◆ TO DO ◆
A verbatim copy of the full data, with no pictures, is the expected answer.

━━ DATA FOR REVIEW

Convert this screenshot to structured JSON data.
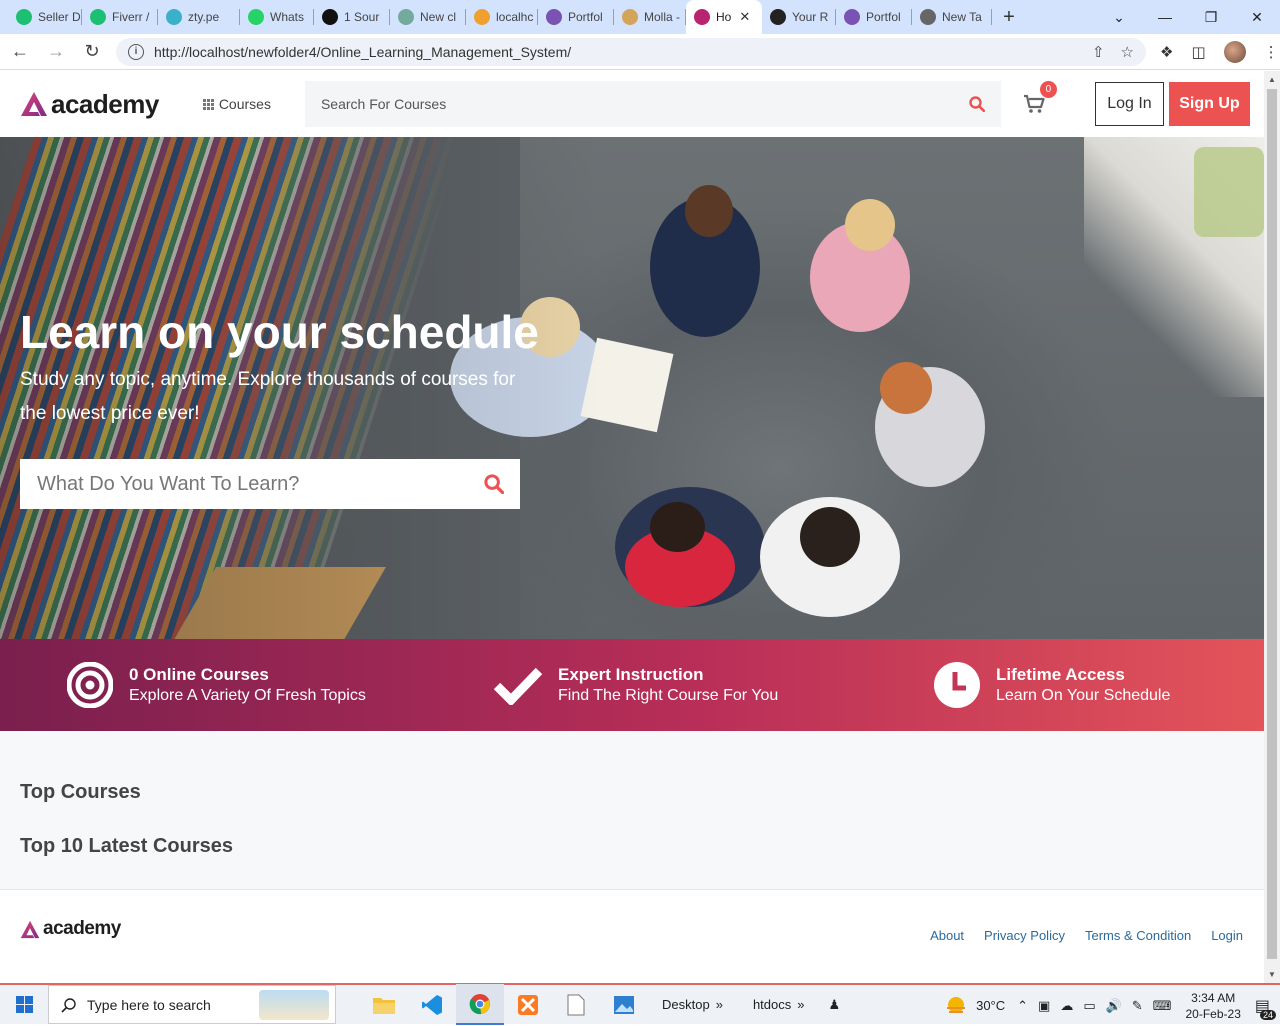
{
  "browser": {
    "tabs": [
      {
        "title": "Seller D",
        "icon": "fiverr-icon",
        "color": "#1dbf73"
      },
      {
        "title": "Fiverr /",
        "icon": "fiverr-icon",
        "color": "#1dbf73"
      },
      {
        "title": "zty.pe",
        "icon": "ztype-icon",
        "color": "#3bb0c9"
      },
      {
        "title": "Whats",
        "icon": "whatsapp-icon",
        "color": "#25d366"
      },
      {
        "title": "1 Sour",
        "icon": "eye-icon",
        "color": "#111111"
      },
      {
        "title": "New cl",
        "icon": "chatgpt-icon",
        "color": "#74aa9c"
      },
      {
        "title": "localhc",
        "icon": "phpmyadmin-icon",
        "color": "#f0a030"
      },
      {
        "title": "Portfol",
        "icon": "bootstrap-icon",
        "color": "#7952b3"
      },
      {
        "title": "Molla -",
        "icon": "molla-icon",
        "color": "#d4a45a"
      },
      {
        "title": "Ho",
        "icon": "academy-icon",
        "color": "#b8246f",
        "active": true
      },
      {
        "title": "Your R",
        "icon": "github-icon",
        "color": "#222222"
      },
      {
        "title": "Portfol",
        "icon": "bootstrap-icon",
        "color": "#7952b3"
      },
      {
        "title": "New Ta",
        "icon": "chrome-icon",
        "color": "#666666"
      }
    ],
    "url": "http://localhost/newfolder4/Online_Learning_Management_System/"
  },
  "header": {
    "logo_text": "academy",
    "courses_label": "Courses",
    "search_placeholder": "Search For Courses",
    "cart_count": "0",
    "login_label": "Log In",
    "signup_label": "Sign Up"
  },
  "hero": {
    "title": "Learn on your schedule",
    "subtitle": "Study any topic, anytime. Explore thousands of courses for the lowest price ever!",
    "search_placeholder": "What Do You Want To Learn?"
  },
  "features": [
    {
      "title": "0 Online Courses",
      "subtitle": "Explore A Variety Of Fresh Topics",
      "icon": "target-icon"
    },
    {
      "title": "Expert Instruction",
      "subtitle": "Find The Right Course For You",
      "icon": "check-icon"
    },
    {
      "title": "Lifetime Access",
      "subtitle": "Learn On Your Schedule",
      "icon": "clock-icon"
    }
  ],
  "content": {
    "top_courses": "Top Courses",
    "latest_courses": "Top 10 Latest Courses"
  },
  "footer": {
    "logo_text": "academy",
    "links": [
      "About",
      "Privacy Policy",
      "Terms & Condition",
      "Login"
    ]
  },
  "taskbar": {
    "search_placeholder": "Type here to search",
    "desktop_label": "Desktop",
    "htdocs_label": "htdocs",
    "temperature": "30°C",
    "time": "3:34 AM",
    "date": "20-Feb-23",
    "notifications": "24"
  },
  "colors": {
    "accent": "#ec5252",
    "brand_gradient_start": "#7a1f4e",
    "brand_gradient_end": "#e35459",
    "link": "#2a6a9e"
  }
}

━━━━

◆ TASK RESULT ◆
Convert this screenshot to structured JSON data.
{
  "browser": {
    "tabs": [
      {
        "title": "Seller D",
        "icon": "fiverr-icon",
        "color": "#1dbf73"
      },
      {
        "title": "Fiverr /",
        "icon": "fiverr-icon",
        "color": "#1dbf73"
      },
      {
        "title": "zty.pe",
        "icon": "ztype-icon",
        "color": "#3bb0c9"
      },
      {
        "title": "Whats",
        "icon": "whatsapp-icon",
        "color": "#25d366"
      },
      {
        "title": "1 Sour",
        "icon": "eye-icon",
        "color": "#111111"
      },
      {
        "title": "New cl",
        "icon": "chatgpt-icon",
        "color": "#74aa9c"
      },
      {
        "title": "localhc",
        "icon": "phpmyadmin-icon",
        "color": "#f0a030"
      },
      {
        "title": "Portfol",
        "icon": "bootstrap-icon",
        "color": "#7952b3"
      },
      {
        "title": "Molla -",
        "icon": "molla-icon",
        "color": "#d4a45a"
      },
      {
        "title": "Ho",
        "icon": "academy-icon",
        "color": "#b8246f",
        "active": true
      },
      {
        "title": "Your R",
        "icon": "github-icon",
        "color": "#222222"
      },
      {
        "title": "Portfol",
        "icon": "bootstrap-icon",
        "color": "#7952b3"
      },
      {
        "title": "New Ta",
        "icon": "chrome-icon",
        "color": "#666666"
      }
    ],
    "url": "http://localhost/newfolder4/Online_Learning_Management_System/"
  },
  "header": {
    "logo_text": "academy",
    "courses_label": "Courses",
    "search_placeholder": "Search For Courses",
    "cart_count": "0",
    "login_label": "Log In",
    "signup_label": "Sign Up"
  },
  "hero": {
    "title": "Learn on your schedule",
    "subtitle": "Study any topic, anytime. Explore thousands of courses for the lowest price ever!",
    "search_placeholder": "What Do You Want To Learn?"
  },
  "features": [
    {
      "title": "0 Online Courses",
      "subtitle": "Explore A Variety Of Fresh Topics",
      "icon": "target-icon"
    },
    {
      "title": "Expert Instruction",
      "subtitle": "Find The Right Course For You",
      "icon": "check-icon"
    },
    {
      "title": "Lifetime Access",
      "subtitle": "Learn On Your Schedule",
      "icon": "clock-icon"
    }
  ],
  "content": {
    "top_courses": "Top Courses",
    "latest_courses": "Top 10 Latest Courses"
  },
  "footer": {
    "logo_text": "academy",
    "links": [
      "About",
      "Privacy Policy",
      "Terms & Condition",
      "Login"
    ]
  },
  "taskbar": {
    "search_placeholder": "Type here to search",
    "desktop_label": "Desktop",
    "htdocs_label": "htdocs",
    "temperature": "30°C",
    "time": "3:34 AM",
    "date": "20-Feb-23",
    "notifications": "24"
  },
  "colors": {
    "accent": "#ec5252",
    "brand_gradient_start": "#7a1f4e",
    "brand_gradient_end": "#e35459",
    "link": "#2a6a9e"
  }
}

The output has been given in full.